“It was a good chance for Aqib and I to do something together,” Mahween said. They have long visited Tribeca — both sons went to school in the US, and Mahween is drawn to New York for its hectic pace, which reminds her of Bangladesh. Once the boys graduated, she was ready to move. “Plus the restaurants here are among our favorites — Frenchette, Nobu — and the scene is being created now for restaurants with a great vibe not just great food.”

When they realized the Nobu space was empty, and had been for seven years, they signed a lease before they even had a concept.

Tribeca Hospitality Group is owned by the family, which also includes Mahween and AJ’s son Tareef; the parents live on Beach Street and the brothers live on Chambers. Tareef had a friend who posted a visit to a Beefbar in Paris on Instagram and that led the family to investigate the franchise: “Since this was our first hospitality project, we wanted to work with a brand that was successful in other countries,” Mahween said. “New York is a very competitive market. We wanted to see what was lacking here and there and we tried to blend it together.”

“If you set off on the wrong mark in New York, that’s it,” Aqib added.

There is a meat cellar — glass cases built into the wall, with butcher block counters in front for showing diners specific cuts. But it is not all meat, all the time. “It’s a meat-forward restaurant but it’s not a steak house,” said Aqib.

It’s also deluxe. The Beefbar designers did the interiors, but each Beefbar is different from the next — they don’t want them to be similar in theme or mood. In this case there are vaulted wood ceilings with Deco touches, terrazzo floors, luxe fabrics (I loved the textiles of the bar seats and stools) and of course, the iconic arched windows of 105 Hudson. (And they asked me to specifically mention their general contractor, Jake Kim at Vertical Space, whom they said has been an amazing partner.)

The space is huge — 6000 square feet — with 100 seats in the dining room that was Nobu and 60 in the bar that was Nobu Next Door (the two rooms are now connected in the back since they removed the old bank vault that stood rusting in between them). The price point will be about $125 to $150 a head — along the lines of Locanda Verde or Mr. Chow. The chef, Peter Jin, is from Rhubarb Hospitality Collection, which runs restaurants at Hudson Yards, and the maître d’ is from Gitano on Governors Island.

“At the end of the day we want this to feel like a neighborhood restaurant even though it is designed elaborately,” Aqib said. “It’s not going to be a place where you can’t get a table if you walk in.”

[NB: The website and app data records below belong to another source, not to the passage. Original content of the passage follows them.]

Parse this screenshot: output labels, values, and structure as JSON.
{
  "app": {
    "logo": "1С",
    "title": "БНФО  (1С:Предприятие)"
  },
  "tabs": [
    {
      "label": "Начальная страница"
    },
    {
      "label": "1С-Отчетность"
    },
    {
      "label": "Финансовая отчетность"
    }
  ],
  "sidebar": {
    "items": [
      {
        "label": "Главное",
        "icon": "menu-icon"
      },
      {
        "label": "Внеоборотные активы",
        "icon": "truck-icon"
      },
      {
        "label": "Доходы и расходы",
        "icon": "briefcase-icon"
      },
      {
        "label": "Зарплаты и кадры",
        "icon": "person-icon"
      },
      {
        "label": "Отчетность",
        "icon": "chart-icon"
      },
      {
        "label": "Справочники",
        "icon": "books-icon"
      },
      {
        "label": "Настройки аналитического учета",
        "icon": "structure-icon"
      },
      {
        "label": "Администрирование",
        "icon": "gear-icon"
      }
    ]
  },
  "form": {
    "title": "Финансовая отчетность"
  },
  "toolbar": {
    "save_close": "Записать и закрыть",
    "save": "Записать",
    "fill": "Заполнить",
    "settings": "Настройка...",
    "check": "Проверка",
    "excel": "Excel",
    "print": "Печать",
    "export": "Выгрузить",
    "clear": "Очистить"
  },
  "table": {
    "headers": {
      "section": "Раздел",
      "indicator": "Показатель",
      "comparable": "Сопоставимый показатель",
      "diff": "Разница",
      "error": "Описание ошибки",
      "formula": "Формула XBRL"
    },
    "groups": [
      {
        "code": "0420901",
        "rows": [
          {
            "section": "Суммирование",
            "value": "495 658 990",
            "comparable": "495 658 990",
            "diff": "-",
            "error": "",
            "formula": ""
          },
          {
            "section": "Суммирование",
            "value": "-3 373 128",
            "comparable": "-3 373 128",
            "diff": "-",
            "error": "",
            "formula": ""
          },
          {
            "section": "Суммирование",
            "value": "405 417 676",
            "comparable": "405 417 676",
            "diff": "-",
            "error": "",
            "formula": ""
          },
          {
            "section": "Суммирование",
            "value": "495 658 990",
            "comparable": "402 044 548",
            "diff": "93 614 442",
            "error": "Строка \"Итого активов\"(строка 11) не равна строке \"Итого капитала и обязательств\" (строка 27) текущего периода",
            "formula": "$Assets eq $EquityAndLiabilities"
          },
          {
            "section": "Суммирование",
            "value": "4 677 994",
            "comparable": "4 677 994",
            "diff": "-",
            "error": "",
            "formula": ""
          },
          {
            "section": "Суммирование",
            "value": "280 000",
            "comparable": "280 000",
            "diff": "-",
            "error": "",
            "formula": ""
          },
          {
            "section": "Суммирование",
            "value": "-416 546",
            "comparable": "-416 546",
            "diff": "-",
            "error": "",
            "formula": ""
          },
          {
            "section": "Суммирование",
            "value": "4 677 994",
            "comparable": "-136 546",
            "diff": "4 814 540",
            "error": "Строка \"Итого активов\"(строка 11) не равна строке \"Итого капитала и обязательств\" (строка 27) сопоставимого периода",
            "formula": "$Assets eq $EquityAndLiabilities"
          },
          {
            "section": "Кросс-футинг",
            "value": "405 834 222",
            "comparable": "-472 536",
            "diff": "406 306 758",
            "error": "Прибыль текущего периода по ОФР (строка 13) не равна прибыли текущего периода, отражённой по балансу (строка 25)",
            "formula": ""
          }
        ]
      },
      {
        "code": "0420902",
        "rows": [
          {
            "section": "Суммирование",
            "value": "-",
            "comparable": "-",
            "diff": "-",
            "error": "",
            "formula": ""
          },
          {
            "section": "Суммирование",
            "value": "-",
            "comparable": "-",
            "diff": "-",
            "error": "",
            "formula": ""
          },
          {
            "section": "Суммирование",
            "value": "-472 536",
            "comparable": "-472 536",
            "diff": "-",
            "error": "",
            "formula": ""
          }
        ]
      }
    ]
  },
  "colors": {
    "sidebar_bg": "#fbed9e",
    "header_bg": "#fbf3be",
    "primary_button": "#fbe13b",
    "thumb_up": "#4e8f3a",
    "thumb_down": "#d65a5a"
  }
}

The family is very excited to have found this particular space, which has a rich history in Tribeca fine dining. The coop at 105 Hudson owns the space, and they were particular. (Nobu left in 2015 and it’s been empty since then.) “Ultimately location plays a big role,” said Mahween. “And I love it here. Plus this space was crying out for something.”

Now here’s hoping Local Law 11 doesn’t crush their dreams for a gracious opening…



  1. A very warm welcome, it’s a great iconic space and deserves a terrific restaurant. Looking forward to visiting.

    PS. looks like something is also happening across the road on the empty former bank site on Hudson and Franklin ?

  2. A “neighborhood family restaurant” at $125.- $150. a person??

  3. What is local law 11?

    • NYC Facade Inspection Safety Program (FISP), also known as Local Law 11, requires NYC buildings taller than six stories to have their facades inspected and repaired every five years.

  4. I have had the pleasure of working the project with Mahween and Aqib. There is no question this is going to be a fabulous spot with their great taste and attention to detail. They know what clients expect, and worked diligently to create an exceptional dining experience, and gather the best and brightest in the hospitality industry. I look forward to bringing friends and colleagues to celebrate their success!

    Jen Murphy
    Project Resources LLC

    P.S. If a sidewalk bridge discourages you from going someplace, then you must not be a New Yorker! They’re everywhere!